■ ASSIGNMENT ■
Repeat every line of the material that follows, word for word.

■ WORKING DATA ■
************
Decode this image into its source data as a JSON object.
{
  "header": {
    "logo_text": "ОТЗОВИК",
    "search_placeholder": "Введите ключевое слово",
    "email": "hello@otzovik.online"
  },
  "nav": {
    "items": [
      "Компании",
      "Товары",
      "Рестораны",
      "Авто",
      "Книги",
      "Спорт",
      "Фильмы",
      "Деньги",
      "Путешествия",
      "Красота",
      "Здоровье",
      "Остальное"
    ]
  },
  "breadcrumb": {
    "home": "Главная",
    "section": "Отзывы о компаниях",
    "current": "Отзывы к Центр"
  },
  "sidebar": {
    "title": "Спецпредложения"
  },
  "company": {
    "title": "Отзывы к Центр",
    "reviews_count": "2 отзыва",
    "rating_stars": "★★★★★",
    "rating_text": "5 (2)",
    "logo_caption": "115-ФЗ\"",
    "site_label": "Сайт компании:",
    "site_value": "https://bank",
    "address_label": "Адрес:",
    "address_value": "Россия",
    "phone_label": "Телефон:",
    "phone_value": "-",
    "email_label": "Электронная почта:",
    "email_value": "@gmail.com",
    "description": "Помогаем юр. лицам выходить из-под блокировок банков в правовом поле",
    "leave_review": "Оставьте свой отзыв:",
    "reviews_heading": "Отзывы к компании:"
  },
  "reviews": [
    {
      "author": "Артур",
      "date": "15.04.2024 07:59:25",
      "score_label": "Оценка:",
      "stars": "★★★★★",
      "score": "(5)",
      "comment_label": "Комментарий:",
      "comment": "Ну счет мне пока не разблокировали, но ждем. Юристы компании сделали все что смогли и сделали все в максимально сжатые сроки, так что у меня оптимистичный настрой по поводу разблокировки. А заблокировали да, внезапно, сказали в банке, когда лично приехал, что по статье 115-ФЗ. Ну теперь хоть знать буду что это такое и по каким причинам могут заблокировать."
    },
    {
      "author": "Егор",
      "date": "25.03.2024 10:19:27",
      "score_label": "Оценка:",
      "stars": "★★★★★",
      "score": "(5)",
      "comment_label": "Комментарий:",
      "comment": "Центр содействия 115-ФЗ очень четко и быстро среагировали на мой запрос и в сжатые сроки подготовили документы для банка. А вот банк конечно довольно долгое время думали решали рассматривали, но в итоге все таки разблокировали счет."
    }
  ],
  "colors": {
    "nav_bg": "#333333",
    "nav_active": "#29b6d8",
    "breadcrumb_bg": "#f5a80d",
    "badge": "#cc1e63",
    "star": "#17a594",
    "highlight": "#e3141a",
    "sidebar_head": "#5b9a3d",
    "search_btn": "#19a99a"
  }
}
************
■ RESULT BELOW ■
Decode this image into its source data as a JSON object.
{
  "header": {
    "logo_text": "ОТЗОВИК",
    "search_placeholder": "Введите ключевое слово",
    "email": "hello@otzovik.online"
  },
  "nav": {
    "items": [
      "Компании",
      "Товары",
      "Рестораны",
      "Авто",
      "Книги",
      "Спорт",
      "Фильмы",
      "Деньги",
      "Путешествия",
      "Красота",
      "Здоровье",
      "Остальное"
    ]
  },
  "breadcrumb": {
    "home": "Главная",
    "section": "Отзывы о компаниях",
    "current": "Отзывы к Центр"
  },
  "sidebar": {
    "title": "Спецпредложения"
  },
  "company": {
    "title": "Отзывы к Центр",
    "reviews_count": "2 отзыва",
    "rating_stars": "★★★★★",
    "rating_text": "5 (2)",
    "logo_caption": "115-ФЗ\"",
    "site_label": "Сайт компании:",
    "site_value": "https://bank",
    "address_label": "Адрес:",
    "address_value": "Россия",
    "phone_label": "Телефон:",
    "phone_value": "-",
    "email_label": "Электронная почта:",
    "email_value": "@gmail.com",
    "description": "Помогаем юр. лицам выходить из-под блокировок банков в правовом поле",
    "leave_review": "Оставьте свой отзыв:",
    "reviews_heading": "Отзывы к компании:"
  },
  "reviews": [
    {
      "author": "Артур",
      "date": "15.04.2024 07:59:25",
      "score_label": "Оценка:",
      "stars": "★★★★★",
      "score": "(5)",
      "comment_label": "Комментарий:",
      "comment": "Ну счет мне пока не разблокировали, но ждем. Юристы компании сделали все что смогли и сделали все в максимально сжатые сроки, так что у меня оптимистичный настрой по поводу разблокировки. А заблокировали да, внезапно, сказали в банке, когда лично приехал, что по статье 115-ФЗ. Ну теперь хоть знать буду что это такое и по каким причинам могут заблокировать."
    },
    {
      "author": "Егор",
      "date": "25.03.2024 10:19:27",
      "score_label": "Оценка:",
      "stars": "★★★★★",
      "score": "(5)",
      "comment_label": "Комментарий:",
      "comment": "Центр содействия 115-ФЗ очень четко и быстро среагировали на мой запрос и в сжатые сроки подготовили документы для банка. А вот банк конечно довольно долгое время думали решали рассматривали, но в итоге все таки разблокировали счет."
    }
  ],
  "colors": {
    "nav_bg": "#333333",
    "nav_active": "#29b6d8",
    "breadcrumb_bg": "#f5a80d",
    "badge": "#cc1e63",
    "star": "#17a594",
    "highlight": "#e3141a",
    "sidebar_head": "#5b9a3d",
    "search_btn": "#19a99a"
  }
}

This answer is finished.